28 Mar Inverse Condemnation, Public Utilities, and Comic Books: POW! BLAM! ZAP!
Sullivan, Workman & Dee, LLP recently settled an inverse condemnation lawsuit against a public utility that included payment of significant just compensation to our clients for such varied items as classic comic books, vinyl record albums, graffiti art, and DJ musical equipment. The firm’s clients filed the lawsuit based on an apartment building fire that originated from the public utility’s adjacent power transformer. The failing transformer generated a fireball that damaged or destroyed our clients’ apartment units and contents. Ash and smoke also permeated the complex, requiring specialized restoration cleaning and asbestos abatement.
So, why is this inverse condemnation?
The takings provision of the California Constitution has been interpreted by our Supreme Court to include any actual physical injury to real property proximately caused by a public improvement as deliberately designed and constructed whether foreseeable or not. As a result, damage caused by the public improvement as deliberately conceived, altered or maintained may be recovered under inverse condemnation and the presence or absence of fault is ordinarily irrelevant.
More specifically, liability for inverse condemnation has been extended by the courts to fires caused by a public utility’s power lines. The fact that the public utility is a privately owned company does not shield it from liability for inverse condemnation. As a result, the firm argued that the public utility was liable to our clients in inverse condemnation for the damages caused by its failing transformer. Under California law, that liability in inverse condemnation not only includes the payment of just compensation for all items damaged or destroyed, but also litigation expenses such as attorney and appraiser fees.

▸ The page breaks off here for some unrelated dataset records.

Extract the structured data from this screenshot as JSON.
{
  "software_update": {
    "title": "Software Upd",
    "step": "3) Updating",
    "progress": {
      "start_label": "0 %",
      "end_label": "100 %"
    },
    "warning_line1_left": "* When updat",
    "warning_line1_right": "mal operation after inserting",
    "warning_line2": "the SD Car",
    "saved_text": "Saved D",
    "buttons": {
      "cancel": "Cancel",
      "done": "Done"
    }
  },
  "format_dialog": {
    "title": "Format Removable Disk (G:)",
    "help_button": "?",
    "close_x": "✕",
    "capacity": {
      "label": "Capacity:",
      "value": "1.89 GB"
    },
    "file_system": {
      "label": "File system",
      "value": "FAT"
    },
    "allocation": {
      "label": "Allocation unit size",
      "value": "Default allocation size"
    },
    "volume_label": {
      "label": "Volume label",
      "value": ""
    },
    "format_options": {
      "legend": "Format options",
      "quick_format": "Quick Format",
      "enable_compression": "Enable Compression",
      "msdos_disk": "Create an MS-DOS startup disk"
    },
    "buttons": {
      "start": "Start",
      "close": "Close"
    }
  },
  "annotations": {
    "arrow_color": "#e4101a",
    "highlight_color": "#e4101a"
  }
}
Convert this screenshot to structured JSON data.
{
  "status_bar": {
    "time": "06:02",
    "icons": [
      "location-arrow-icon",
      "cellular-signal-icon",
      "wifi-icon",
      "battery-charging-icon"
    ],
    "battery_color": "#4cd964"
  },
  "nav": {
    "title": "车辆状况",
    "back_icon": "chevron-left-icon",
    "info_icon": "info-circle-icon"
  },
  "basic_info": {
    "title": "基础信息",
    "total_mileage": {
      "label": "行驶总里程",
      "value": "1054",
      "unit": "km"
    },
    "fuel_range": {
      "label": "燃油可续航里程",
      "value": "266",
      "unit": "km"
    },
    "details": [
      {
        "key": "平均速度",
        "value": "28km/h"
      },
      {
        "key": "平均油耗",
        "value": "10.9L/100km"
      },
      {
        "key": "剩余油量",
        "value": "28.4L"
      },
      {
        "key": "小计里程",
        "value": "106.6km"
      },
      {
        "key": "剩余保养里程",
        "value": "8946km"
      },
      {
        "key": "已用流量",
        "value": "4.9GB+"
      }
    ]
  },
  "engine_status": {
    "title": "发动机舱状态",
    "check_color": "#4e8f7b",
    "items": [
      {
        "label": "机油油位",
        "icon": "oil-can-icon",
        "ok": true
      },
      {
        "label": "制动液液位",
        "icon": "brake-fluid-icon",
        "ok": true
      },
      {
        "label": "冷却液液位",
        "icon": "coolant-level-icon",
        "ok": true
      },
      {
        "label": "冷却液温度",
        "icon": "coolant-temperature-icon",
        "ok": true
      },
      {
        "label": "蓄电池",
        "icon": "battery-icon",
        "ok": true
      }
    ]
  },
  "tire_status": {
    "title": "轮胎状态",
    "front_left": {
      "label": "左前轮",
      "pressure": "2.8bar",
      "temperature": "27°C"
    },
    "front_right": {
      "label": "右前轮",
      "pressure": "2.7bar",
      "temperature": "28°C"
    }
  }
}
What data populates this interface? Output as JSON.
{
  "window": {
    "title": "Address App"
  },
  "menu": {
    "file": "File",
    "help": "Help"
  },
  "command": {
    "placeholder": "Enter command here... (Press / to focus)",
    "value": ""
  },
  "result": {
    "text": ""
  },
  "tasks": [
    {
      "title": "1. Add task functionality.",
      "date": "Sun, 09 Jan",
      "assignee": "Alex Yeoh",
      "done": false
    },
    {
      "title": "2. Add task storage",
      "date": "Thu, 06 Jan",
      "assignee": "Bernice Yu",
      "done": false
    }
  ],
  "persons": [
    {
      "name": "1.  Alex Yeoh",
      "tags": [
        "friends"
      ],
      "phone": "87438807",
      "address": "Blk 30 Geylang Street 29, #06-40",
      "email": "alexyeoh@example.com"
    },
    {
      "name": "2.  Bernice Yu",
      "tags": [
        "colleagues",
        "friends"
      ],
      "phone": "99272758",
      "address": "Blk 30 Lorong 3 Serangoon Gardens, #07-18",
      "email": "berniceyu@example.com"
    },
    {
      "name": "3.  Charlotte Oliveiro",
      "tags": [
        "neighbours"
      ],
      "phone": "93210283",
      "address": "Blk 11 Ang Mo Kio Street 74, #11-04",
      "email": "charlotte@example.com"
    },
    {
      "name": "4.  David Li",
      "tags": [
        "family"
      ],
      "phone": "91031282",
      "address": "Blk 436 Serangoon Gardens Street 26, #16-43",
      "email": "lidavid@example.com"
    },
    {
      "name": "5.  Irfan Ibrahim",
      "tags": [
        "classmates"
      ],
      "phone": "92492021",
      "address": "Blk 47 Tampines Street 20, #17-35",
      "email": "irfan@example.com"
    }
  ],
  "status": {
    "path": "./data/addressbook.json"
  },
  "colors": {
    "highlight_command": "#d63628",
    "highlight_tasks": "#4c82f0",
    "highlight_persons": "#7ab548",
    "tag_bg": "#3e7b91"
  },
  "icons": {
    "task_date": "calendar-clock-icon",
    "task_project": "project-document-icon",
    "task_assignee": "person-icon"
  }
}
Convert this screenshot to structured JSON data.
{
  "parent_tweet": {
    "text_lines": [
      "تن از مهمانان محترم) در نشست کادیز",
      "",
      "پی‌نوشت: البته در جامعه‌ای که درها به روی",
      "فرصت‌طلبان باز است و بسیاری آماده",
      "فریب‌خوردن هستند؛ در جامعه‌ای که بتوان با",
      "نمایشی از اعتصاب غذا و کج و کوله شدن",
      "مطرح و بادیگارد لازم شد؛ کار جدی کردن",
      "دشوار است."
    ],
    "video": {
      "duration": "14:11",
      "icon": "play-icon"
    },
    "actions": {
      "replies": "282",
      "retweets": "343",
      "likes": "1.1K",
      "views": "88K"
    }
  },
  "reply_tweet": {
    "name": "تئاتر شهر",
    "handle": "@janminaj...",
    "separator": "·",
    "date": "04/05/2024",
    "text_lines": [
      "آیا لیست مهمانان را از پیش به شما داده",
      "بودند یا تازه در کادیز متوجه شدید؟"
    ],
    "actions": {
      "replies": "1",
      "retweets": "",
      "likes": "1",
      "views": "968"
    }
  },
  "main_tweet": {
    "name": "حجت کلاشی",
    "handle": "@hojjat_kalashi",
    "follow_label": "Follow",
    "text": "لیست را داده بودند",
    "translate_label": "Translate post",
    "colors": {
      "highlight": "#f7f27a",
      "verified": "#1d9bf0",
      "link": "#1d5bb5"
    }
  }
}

At mediation, the firm presented extensive appraisal evidence to establish the fair market value of the personal property damaged or destroyed by the fire including such unique items as classic comic books, vinyl record albums, graffiti art, and DJ musical equipment. The public utility initially offered $0 based on inverse condemnation liability. The case settled for over $1,257,000.